Problem requirements>
Out of the lines below, please list those that hold the string "mail".

Records for the exercise>
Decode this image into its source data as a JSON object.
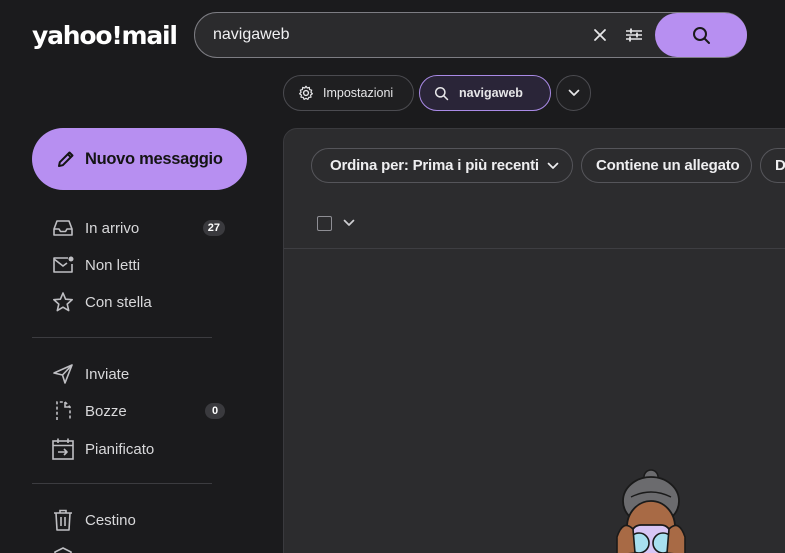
{
  "app": {
    "logo": "yahoo!mail"
  },
  "search": {
    "query": "navigaweb"
  },
  "chips": {
    "settings": "Impostazioni",
    "query": "navigaweb"
  },
  "compose": {
    "label": "Nuovo messaggio"
  },
  "nav": {
    "group1": [
      {
        "label": "In arrivo",
        "icon": "inbox-icon",
        "badge": "27"
      },
      {
        "label": "Non letti",
        "icon": "unread-mail-icon",
        "badge": ""
      },
      {
        "label": "Con stella",
        "icon": "star-icon",
        "badge": ""
      }
    ],
    "group2": [
      {
        "label": "Inviate",
        "icon": "send-icon",
        "badge": ""
      },
      {
        "label": "Bozze",
        "icon": "draft-icon",
        "badge": "0"
      },
      {
        "label": "Pianificato",
        "icon": "scheduled-icon",
        "badge": ""
      }
    ],
    "group3": [
      {
        "label": "Cestino",
        "icon": "trash-icon",
        "badge": ""
      }
    ]
  },
  "filters": {
    "sort": "Ordina per: Prima i più recenti",
    "attachment": "Contiene un allegato",
    "cut": "D"
  },
  "colors": {
    "accent": "#b78ff1",
    "background": "#1b1b1d",
    "panel": "#2c2c2e"
  }
}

Exercise output>
    "logo": "yahoo!mail"
        "icon": "unread-mail-icon",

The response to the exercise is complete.